The one thing that I did not do to the Raleigh International was build it.  In fact, I parted the bicycle out for resale purposes.  Though it grieved me to take such a well preserved bicycle apart, I had little choice.  With no spare storage room left in The Old Shed, and bicycles flowing out into the backyard, something had to go.  The Raleigh was one of those somethings.

Though I only paid twenty dollars for the bicycle, it was worth a great deal more.  My guess would be that, parted out, the bike would fetch about a thousand dollars.  With that in mind, I listed the complete bicycle on Ebay and set a reserve price a couple of hundred dollars less than I would get if I parted the bike out.  I was hoping that the complete and original bicycle would go to a new home.  Sadly, there were no takers and, as promised in the first Ebay listing, if the bicycle did not sell, it would be parted out.  And that is exactly what happened.  The day after the first auction ended, I completely disassembled the "International" and listed just the frame and fork set for sale.

I did pay close attention to quality details, as I disassembled the bicycle.  It is one thing to use quality materials to build the frame set.  It is also important that a high end bicycle be fitted with quality components.  Finally, when attempting to determine bicycle quality, I focus on workmanship.  If the best materials are used but in the hands of an inexperience or careless builder, the bicycle will not be well made.  Experience, coupled with pride in one's skills, are the two main ingredients for quality workmanship.  As I took the bicycle apart, I was watching for signs of good workmanship.

The paint and art work on the Raleigh International had stood the test of time really well, suggesting that the paint and application were both of good quality.  So too was the chrome plating in good condition.  Though a light patina of rust had formed on the chrome, it cleaned off easily leaving a gleaming surface, a testament to the quality of English chrome plating.  The frame set itself was full Reynolds 531, good stuff to say the least but I must comment negatively on the workmanship.

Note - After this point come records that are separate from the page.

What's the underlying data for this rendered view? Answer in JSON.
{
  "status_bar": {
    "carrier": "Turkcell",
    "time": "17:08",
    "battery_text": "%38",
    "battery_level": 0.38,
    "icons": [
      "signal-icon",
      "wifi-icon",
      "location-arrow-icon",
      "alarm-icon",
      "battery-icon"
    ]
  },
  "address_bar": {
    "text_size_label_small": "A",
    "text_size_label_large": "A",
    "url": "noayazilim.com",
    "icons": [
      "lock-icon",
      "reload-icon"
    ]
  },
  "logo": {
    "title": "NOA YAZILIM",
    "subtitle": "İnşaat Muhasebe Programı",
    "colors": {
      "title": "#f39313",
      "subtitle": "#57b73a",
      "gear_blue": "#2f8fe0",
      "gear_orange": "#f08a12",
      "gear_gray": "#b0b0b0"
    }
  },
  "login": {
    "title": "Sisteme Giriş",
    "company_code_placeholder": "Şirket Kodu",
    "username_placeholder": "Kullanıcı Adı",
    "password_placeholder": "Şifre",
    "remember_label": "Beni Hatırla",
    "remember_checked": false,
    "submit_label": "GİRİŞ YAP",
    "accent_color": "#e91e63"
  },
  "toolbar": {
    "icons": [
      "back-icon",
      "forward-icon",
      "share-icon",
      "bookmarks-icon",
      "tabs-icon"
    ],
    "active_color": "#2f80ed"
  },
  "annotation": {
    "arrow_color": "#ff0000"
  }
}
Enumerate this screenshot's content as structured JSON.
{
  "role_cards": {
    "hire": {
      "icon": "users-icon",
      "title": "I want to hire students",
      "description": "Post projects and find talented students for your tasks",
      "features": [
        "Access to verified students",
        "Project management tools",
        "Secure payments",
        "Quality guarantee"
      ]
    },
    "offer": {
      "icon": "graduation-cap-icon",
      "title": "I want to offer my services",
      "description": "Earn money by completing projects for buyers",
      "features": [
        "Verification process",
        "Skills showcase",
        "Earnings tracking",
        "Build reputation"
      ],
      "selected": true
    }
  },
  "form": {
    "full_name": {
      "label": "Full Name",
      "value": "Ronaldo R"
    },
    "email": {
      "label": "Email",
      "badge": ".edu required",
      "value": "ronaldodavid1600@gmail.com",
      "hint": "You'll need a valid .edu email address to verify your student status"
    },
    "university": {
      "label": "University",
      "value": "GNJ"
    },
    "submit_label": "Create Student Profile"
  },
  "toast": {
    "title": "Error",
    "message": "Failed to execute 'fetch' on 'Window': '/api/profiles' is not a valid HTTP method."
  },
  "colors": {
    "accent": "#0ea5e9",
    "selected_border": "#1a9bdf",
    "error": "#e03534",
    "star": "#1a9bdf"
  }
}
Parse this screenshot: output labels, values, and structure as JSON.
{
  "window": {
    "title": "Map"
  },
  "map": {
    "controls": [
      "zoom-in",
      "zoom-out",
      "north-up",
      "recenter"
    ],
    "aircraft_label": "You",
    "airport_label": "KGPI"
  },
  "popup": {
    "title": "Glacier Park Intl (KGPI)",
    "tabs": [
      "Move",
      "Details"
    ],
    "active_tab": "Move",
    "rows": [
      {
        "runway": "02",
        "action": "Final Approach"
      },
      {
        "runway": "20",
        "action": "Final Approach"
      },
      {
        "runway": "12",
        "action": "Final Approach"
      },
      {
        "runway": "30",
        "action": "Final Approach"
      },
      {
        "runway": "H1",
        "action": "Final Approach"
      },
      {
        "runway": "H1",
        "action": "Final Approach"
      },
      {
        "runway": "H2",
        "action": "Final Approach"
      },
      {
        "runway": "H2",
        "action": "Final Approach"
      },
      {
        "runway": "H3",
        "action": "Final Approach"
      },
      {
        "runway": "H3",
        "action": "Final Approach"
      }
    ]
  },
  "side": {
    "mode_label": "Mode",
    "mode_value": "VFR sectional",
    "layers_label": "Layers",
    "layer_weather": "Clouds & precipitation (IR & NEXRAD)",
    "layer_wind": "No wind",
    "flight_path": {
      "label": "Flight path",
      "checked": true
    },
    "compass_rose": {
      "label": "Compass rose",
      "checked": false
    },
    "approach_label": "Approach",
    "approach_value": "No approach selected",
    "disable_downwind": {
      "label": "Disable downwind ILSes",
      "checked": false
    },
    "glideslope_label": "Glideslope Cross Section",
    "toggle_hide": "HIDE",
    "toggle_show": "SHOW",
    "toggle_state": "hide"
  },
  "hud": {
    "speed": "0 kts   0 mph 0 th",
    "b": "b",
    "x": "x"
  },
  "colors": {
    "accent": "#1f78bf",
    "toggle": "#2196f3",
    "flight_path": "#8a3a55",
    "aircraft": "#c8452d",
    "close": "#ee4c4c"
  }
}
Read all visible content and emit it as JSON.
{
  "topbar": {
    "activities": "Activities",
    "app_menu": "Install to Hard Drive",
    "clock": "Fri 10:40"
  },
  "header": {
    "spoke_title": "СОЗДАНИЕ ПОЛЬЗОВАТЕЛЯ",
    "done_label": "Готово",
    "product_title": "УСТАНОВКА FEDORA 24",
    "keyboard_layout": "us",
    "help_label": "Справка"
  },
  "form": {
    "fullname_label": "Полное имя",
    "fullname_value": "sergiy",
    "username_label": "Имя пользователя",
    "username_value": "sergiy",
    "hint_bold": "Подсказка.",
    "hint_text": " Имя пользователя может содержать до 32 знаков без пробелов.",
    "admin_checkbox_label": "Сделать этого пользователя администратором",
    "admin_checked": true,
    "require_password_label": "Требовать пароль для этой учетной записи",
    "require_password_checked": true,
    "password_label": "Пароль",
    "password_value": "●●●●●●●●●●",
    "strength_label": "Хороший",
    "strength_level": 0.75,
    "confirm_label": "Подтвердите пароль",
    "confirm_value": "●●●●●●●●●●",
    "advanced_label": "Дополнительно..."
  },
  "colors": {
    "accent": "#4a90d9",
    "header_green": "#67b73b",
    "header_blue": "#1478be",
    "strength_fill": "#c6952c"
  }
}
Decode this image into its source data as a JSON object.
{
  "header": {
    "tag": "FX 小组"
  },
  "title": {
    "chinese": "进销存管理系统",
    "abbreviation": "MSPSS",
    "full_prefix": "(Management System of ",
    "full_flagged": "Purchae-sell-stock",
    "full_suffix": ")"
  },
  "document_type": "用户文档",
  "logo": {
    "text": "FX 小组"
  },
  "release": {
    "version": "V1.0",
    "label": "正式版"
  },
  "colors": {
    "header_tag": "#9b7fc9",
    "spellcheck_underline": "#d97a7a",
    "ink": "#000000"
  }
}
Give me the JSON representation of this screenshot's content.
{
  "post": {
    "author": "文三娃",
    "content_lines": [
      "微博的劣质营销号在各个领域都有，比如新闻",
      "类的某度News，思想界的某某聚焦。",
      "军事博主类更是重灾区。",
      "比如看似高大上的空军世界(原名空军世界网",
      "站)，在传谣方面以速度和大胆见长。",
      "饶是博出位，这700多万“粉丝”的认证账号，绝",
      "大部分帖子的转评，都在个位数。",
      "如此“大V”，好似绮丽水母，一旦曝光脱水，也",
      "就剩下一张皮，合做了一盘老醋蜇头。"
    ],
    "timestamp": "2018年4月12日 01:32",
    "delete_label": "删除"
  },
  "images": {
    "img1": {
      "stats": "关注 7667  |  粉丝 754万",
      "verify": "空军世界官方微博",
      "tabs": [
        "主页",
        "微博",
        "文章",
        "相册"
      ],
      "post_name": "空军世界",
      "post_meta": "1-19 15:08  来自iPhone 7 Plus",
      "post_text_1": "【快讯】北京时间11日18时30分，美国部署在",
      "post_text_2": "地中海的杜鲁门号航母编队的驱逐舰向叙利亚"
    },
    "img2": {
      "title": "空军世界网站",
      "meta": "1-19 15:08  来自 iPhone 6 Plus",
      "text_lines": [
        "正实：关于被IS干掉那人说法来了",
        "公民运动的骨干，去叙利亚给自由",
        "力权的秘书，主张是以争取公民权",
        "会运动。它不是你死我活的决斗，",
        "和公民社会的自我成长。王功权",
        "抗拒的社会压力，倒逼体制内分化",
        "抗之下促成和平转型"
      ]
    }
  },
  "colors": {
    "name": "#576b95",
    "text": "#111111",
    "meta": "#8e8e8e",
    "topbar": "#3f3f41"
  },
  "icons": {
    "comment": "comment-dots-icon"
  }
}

As far as I am concerned, the workmanship on the bicycle was not all that it should have been.  If this bike was built in the Carlton factory, then the mystic surrounding the work done there must be questioned.  Filing marks abounded on the lug work.  Stays did not fit smoothly into the drops and both front and rears suffered from poor installation.  Lumps of brass had been left untouched by the craftsman file, once again detracting from my evaluation of the craftsmanship associated with the bicycle.  In my opinion, if a bicycle is sold as a higher end unit, then the materials and workmanship must be of higher quality.  I would expect many of these workmanship blemishes to show up on a lesser bicycle but not on one of the Raleigh's advertized quality.

In all fairness to Raleigh, very few really high end bicycles of the Raleigh's day were all that well finished off.  More often than not, a bicycle would be riddled with workmanship deficiencies.  Was this a product of lack of care or a Bean Counter's result of increasing the profit margin?  I don't know but it saddens me to see these examples of poor workmanship on supposedly quality bicycles.  I should add that I have seen similar examples of poor workmanship come out of the Carlton factory before.  Though my 1971 Carlton Professional was a bike to remember, it too suffered from built in cosmetic deficiencies.  Too bad.

But all in all, the Raleigh International is a nicely presented vintage road bicycle.  It is pretty and has been well kept over the years, probably because it saw very little use.  If the bicycle had been my size, it would have become a permanent member of my humble collection of vintage road racing/touring bicycles.  But it was not my size and now lives out what is left of its vintage life in beautiful Hawaii.  I should be so lucky!